> _Items from a data source_
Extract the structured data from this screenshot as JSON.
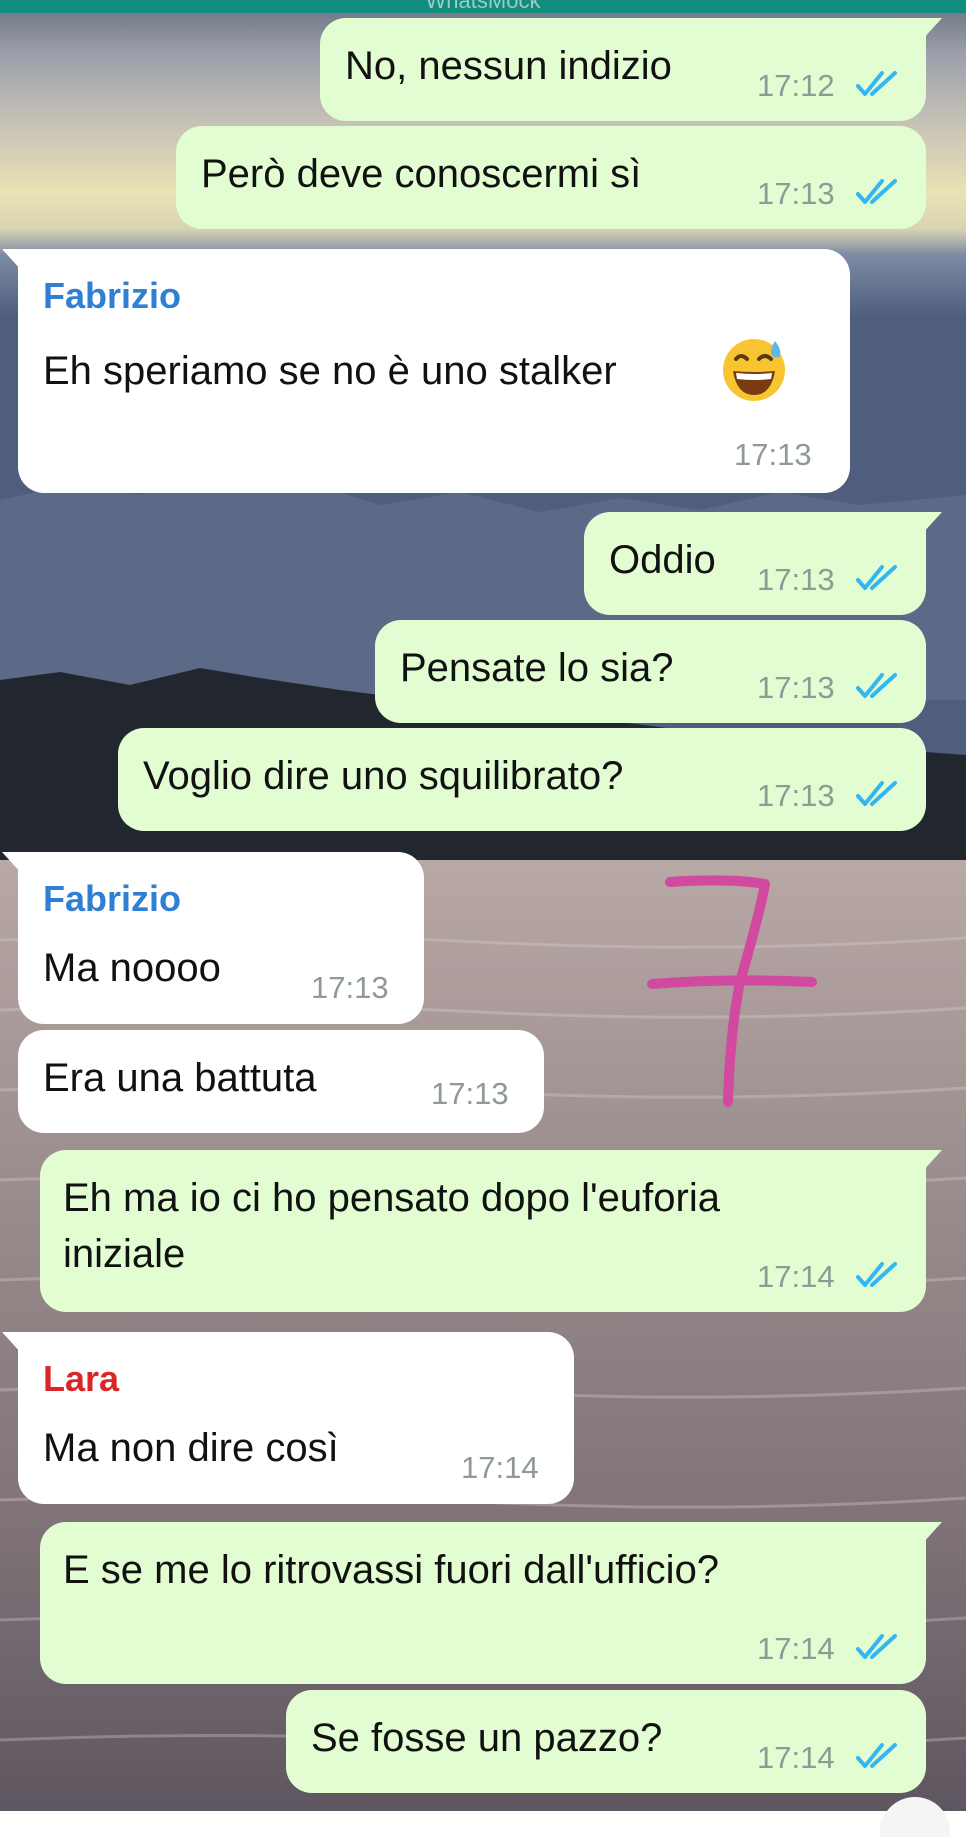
{
  "header": {
    "title": "WhatsMock"
  },
  "colors": {
    "outgoing_bubble": "#e2fdd1",
    "incoming_bubble": "#ffffff",
    "read_ticks": "#34b7f1",
    "timestamp": "#8e9a94",
    "sender_fabrizio": "#2f7fd3",
    "sender_lara": "#d92626",
    "annotation": "#d14aa0"
  },
  "messages": [
    {
      "direction": "out",
      "text": "No, nessun indizio",
      "time": "17:12",
      "status": "read"
    },
    {
      "direction": "out",
      "text": "Però deve conoscermi sì",
      "time": "17:13",
      "status": "read"
    },
    {
      "direction": "in",
      "sender": "Fabrizio",
      "text": "Eh speriamo se no è uno stalker",
      "emoji": "grinning-face-with-sweat",
      "time": "17:13"
    },
    {
      "direction": "out",
      "text": "Oddio",
      "time": "17:13",
      "status": "read"
    },
    {
      "direction": "out",
      "text": "Pensate lo sia?",
      "time": "17:13",
      "status": "read"
    },
    {
      "direction": "out",
      "text": "Voglio dire uno squilibrato?",
      "time": "17:13",
      "status": "read"
    },
    {
      "direction": "in",
      "sender": "Fabrizio",
      "text": "Ma noooo",
      "time": "17:13"
    },
    {
      "direction": "in",
      "text": "Era una battuta",
      "time": "17:13"
    },
    {
      "direction": "out",
      "text_lines": [
        "Eh ma io ci ho pensato dopo l'euforia",
        "iniziale"
      ],
      "time": "17:14",
      "status": "read"
    },
    {
      "direction": "in",
      "sender": "Lara",
      "text": "Ma non dire così",
      "time": "17:14"
    },
    {
      "direction": "out",
      "text": "E se me lo ritrovassi fuori dall'ufficio?",
      "time": "17:14",
      "status": "read"
    },
    {
      "direction": "out",
      "text": "Se fosse un pazzo?",
      "time": "17:14",
      "status": "read"
    }
  ],
  "annotation": {
    "text": "7"
  },
  "icons": {
    "read_receipt": "double-check-icon",
    "emoji": "grinning-face-with-sweat-icon"
  }
}
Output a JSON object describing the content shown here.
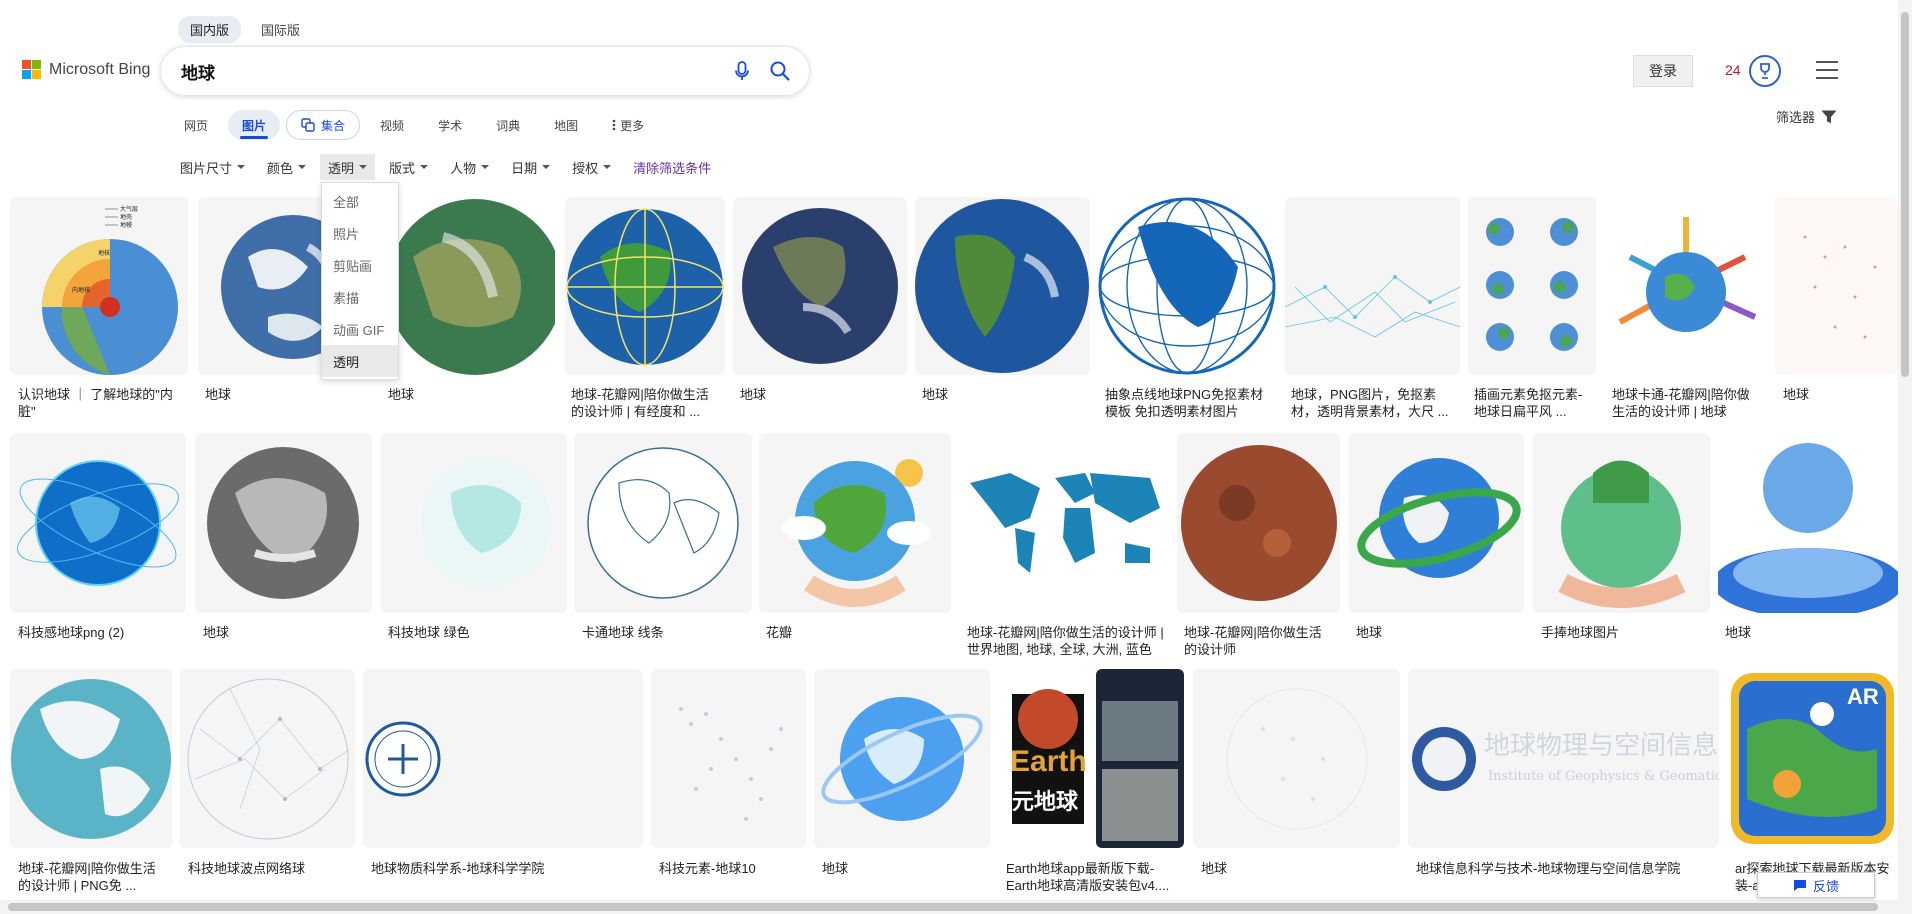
{
  "region_tabs": [
    "国内版",
    "国际版"
  ],
  "logo": {
    "text": "Microsoft Bing"
  },
  "search": {
    "value": "地球"
  },
  "header": {
    "login_label": "登录",
    "rewards_count": "24"
  },
  "nav_tabs": [
    "网页",
    "图片",
    "集合",
    "视频",
    "学术",
    "词典",
    "地图",
    "更多"
  ],
  "filter_toggle_label": "筛选器",
  "filters": [
    "图片尺寸",
    "颜色",
    "透明",
    "版式",
    "人物",
    "日期",
    "授权"
  ],
  "filter_clear": "清除筛选条件",
  "dropdown_items": [
    "全部",
    "照片",
    "剪贴画",
    "素描",
    "动画 GIF",
    "透明"
  ],
  "row1_captions": [
    "认识地球 ｜ 了解地球的\"内脏\"",
    "地球",
    "地球",
    "地球-花瓣网|陪你做生活的设计师 | 有经度和 ...",
    "地球",
    "地球",
    "抽象点线地球PNG免抠素材模板 免扣透明素材图片",
    "地球，PNG图片，免抠素材，透明背景素材，大尺 ...",
    "插画元素免抠元素-地球日扁平风 ...",
    "地球卡通-花瓣网|陪你做生活的设计师 | 地球",
    "地球"
  ],
  "row2_captions": [
    "科技感地球png (2)",
    "地球",
    "科技地球 绿色",
    "卡通地球 线条",
    "花瓣",
    "地球-花瓣网|陪你做生活的设计师 | 世界地图, 地球, 全球, 大洲, 蓝色",
    "地球-花瓣网|陪你做生活的设计师",
    "地球",
    "手捧地球图片",
    "地球"
  ],
  "row3_captions": [
    "地球-花瓣网|陪你做生活的设计师 | PNG免 ...",
    "科技地球波点网络球",
    "地球物质科学系-地球科学学院",
    "科技元素-地球10",
    "地球",
    "Earth地球app最新版下载-Earth地球高清版安装包v4....",
    "地球",
    "地球信息科学与技术-地球物理与空间信息学院",
    "ar探索地球下载最新版本安装-ar..."
  ],
  "image_text": {
    "earth_core_labels": [
      "大气层",
      "地壳",
      "地幔",
      "地核",
      "内地核"
    ],
    "earth_app": [
      "Earth",
      "元地球"
    ],
    "geophysics": "地球物理与空间信息学院",
    "geophysics_en": "Institute of Geophysics & Geomatics",
    "ar_badge": "AR"
  },
  "feedback_label": "反馈",
  "colors": {
    "accent": "#174ae4",
    "ms_red": "#f25022",
    "ms_green": "#7fba00",
    "ms_blue": "#00a4ef",
    "ms_yellow": "#ffb900",
    "clear_filter": "#6234a7"
  },
  "icons": [
    "microphone-icon",
    "search-icon",
    "rewards-icon",
    "menu-icon",
    "filter-icon",
    "collection-icon",
    "more-icon",
    "feedback-icon"
  ]
}
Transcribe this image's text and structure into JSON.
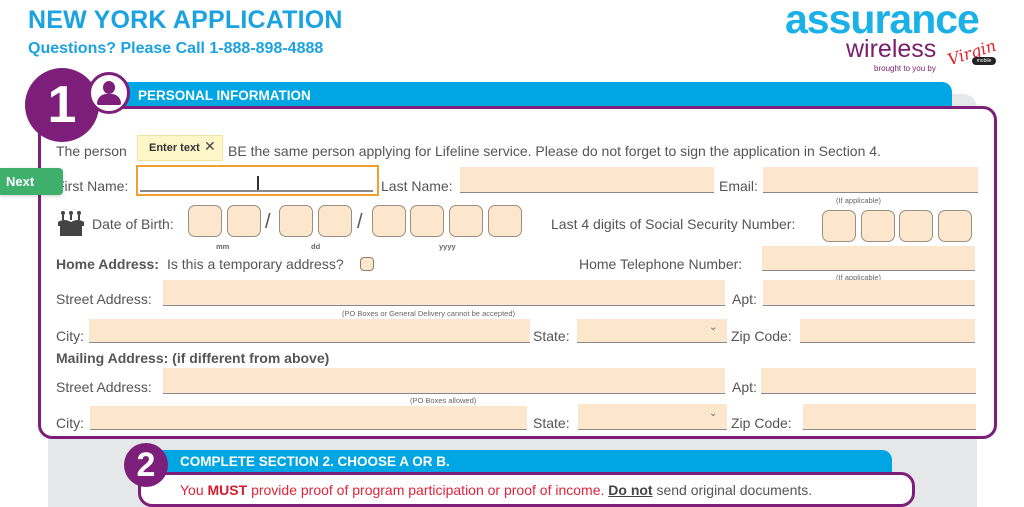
{
  "header": {
    "title": "NEW YORK APPLICATION",
    "phone_line": "Questions? Please Call 1-888-898-4888"
  },
  "logo": {
    "brand": "assurance",
    "sub": "wireless",
    "brought_by": "brought to you by",
    "partner": "Virgin",
    "partner_sub": "mobile"
  },
  "colors": {
    "accent_blue": "#00a5e3",
    "accent_purple": "#7d1f7a",
    "field_fill": "#fde7cc",
    "focus_border": "#f0a030",
    "next_button": "#3fb06b",
    "warning_red": "#e0243a"
  },
  "overlay": {
    "next_label": "Next",
    "tooltip_label": "Enter text",
    "tooltip_close": "✕"
  },
  "section1": {
    "number": "1",
    "icon": "person-icon",
    "title": "PERSONAL INFORMATION",
    "intro_before": "The person",
    "intro_after": "BE the same person applying for Lifeline service. Please do not forget to sign the application in Section 4.",
    "first_name_label": "First Name:",
    "first_name_value": "",
    "last_name_label": "Last Name:",
    "last_name_value": "",
    "email_label": "Email:",
    "email_value": "",
    "email_note": "(If applicable)",
    "dob_label": "Date of Birth:",
    "dob_icon": "birthday-cake-icon",
    "dob_sep": "/",
    "dob_mm": "mm",
    "dob_dd": "dd",
    "dob_yyyy": "yyyy",
    "ssn_label": "Last 4 digits of Social Security Number:",
    "home_address_label": "Home Address:",
    "temp_address_question": "Is this a temporary address?",
    "temp_address_checked": false,
    "home_phone_label": "Home Telephone Number:",
    "home_phone_note": "(If applicable)",
    "street_label": "Street Address:",
    "street_note": "(PO Boxes or General Delivery cannot be accepted)",
    "apt_label": "Apt:",
    "city_label": "City:",
    "state_label": "State:",
    "state_value": "",
    "zip_label": "Zip Code:",
    "mailing_label": "Mailing Address: (if different from above)",
    "mailing_street_label": "Street Address:",
    "mailing_street_note": "(PO Boxes allowed)",
    "mailing_apt_label": "Apt:",
    "mailing_city_label": "City:",
    "mailing_state_label": "State:",
    "mailing_state_value": "",
    "mailing_zip_label": "Zip Code:"
  },
  "section2": {
    "number": "2",
    "title": "COMPLETE SECTION 2. CHOOSE A OR B.",
    "text_you": "You ",
    "text_must": "MUST",
    "text_middle": " provide proof of program participation or proof of income. ",
    "text_donot": "Do not",
    "text_end": " send original documents."
  }
}
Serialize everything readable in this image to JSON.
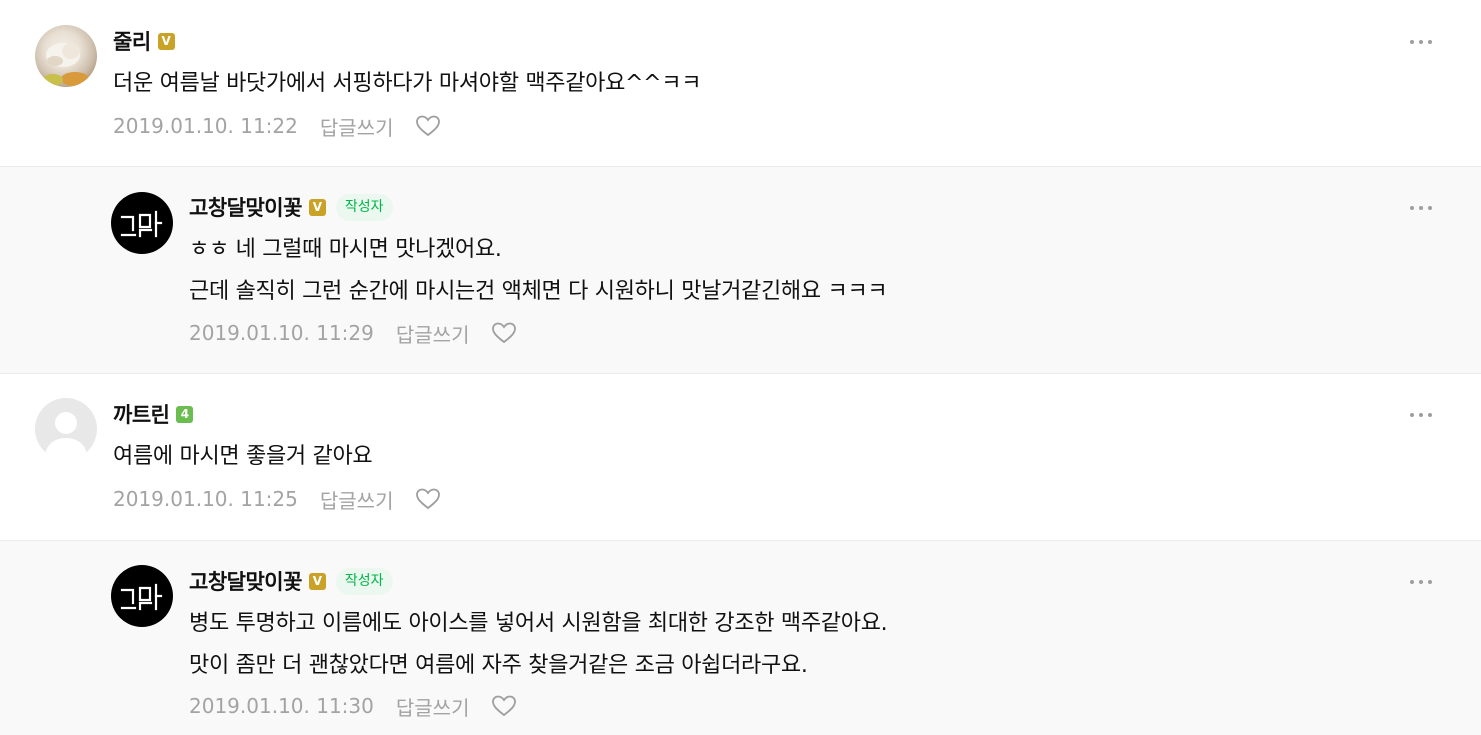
{
  "comments": [
    {
      "author": "줄리",
      "level_badge": "V",
      "lines": [
        "더운 여름날 바닷가에서 서핑하다가 마셔야할 맥주같아요^^ㅋㅋ"
      ],
      "date": "2019.01.10. 11:22",
      "reply_label": "답글쓰기"
    },
    {
      "author": "고창달맞이꽃",
      "level_badge": "V",
      "writer_badge": "작성자",
      "lines": [
        "ㅎㅎ 네 그럴때 마시면 맛나겠어요.",
        "근데 솔직히 그런 순간에 마시는건 액체면 다 시원하니 맛날거같긴해요 ㅋㅋㅋ"
      ],
      "date": "2019.01.10. 11:29",
      "reply_label": "답글쓰기"
    },
    {
      "author": "까트린",
      "level_badge": "4",
      "lines": [
        "여름에 마시면 좋을거 같아요"
      ],
      "date": "2019.01.10. 11:25",
      "reply_label": "답글쓰기"
    },
    {
      "author": "고창달맞이꽃",
      "level_badge": "V",
      "writer_badge": "작성자",
      "lines": [
        "병도 투명하고 이름에도 아이스를 넣어서 시원함을 최대한 강조한 맥주같아요.",
        "맛이 좀만 더 괜찮았다면 여름에 자주 찾을거같은 조금 아쉽더라구요."
      ],
      "date": "2019.01.10. 11:30",
      "reply_label": "답글쓰기"
    }
  ],
  "icons": {
    "more": "more-icon",
    "heart": "heart-icon",
    "default_avatar": "person-icon",
    "logo_avatar": "logo-icon"
  },
  "colors": {
    "meta_text": "#a3a3a3",
    "writer_badge_text": "#03b54a",
    "writer_badge_bg": "#ebf8ef",
    "level_gold": "#c9a227",
    "level_green": "#6bbd4f",
    "reply_bg": "#f9f9f9"
  }
}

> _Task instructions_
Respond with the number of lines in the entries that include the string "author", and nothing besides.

> _Result below_
4